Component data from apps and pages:
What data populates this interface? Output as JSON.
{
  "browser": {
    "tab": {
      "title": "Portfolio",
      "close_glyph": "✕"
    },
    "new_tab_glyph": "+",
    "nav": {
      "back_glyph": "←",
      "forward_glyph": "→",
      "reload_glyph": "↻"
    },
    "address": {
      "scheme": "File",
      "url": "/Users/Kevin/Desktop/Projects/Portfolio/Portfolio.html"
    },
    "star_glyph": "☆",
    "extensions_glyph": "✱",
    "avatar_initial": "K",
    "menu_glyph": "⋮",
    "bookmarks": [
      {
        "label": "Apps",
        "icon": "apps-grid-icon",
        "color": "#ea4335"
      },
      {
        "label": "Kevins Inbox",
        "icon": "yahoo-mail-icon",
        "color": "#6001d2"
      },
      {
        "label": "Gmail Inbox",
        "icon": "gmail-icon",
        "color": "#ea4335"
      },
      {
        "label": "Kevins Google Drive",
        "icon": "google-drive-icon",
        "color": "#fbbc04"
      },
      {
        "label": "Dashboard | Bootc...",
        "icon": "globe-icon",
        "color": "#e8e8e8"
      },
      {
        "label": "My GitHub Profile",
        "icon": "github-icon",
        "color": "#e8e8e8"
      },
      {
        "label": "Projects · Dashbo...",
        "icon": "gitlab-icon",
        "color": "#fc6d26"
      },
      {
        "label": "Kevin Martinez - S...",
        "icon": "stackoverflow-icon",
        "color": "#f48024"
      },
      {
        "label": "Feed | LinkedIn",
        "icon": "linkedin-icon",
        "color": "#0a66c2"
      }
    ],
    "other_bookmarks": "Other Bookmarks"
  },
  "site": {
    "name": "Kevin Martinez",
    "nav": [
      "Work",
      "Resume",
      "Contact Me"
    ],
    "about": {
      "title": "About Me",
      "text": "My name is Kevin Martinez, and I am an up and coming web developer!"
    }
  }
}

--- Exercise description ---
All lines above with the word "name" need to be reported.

--- Completed exercise ---
    "name": "Kevin Martinez",
      "text": "My name is Kevin Martinez, and I am an up and coming web developer!"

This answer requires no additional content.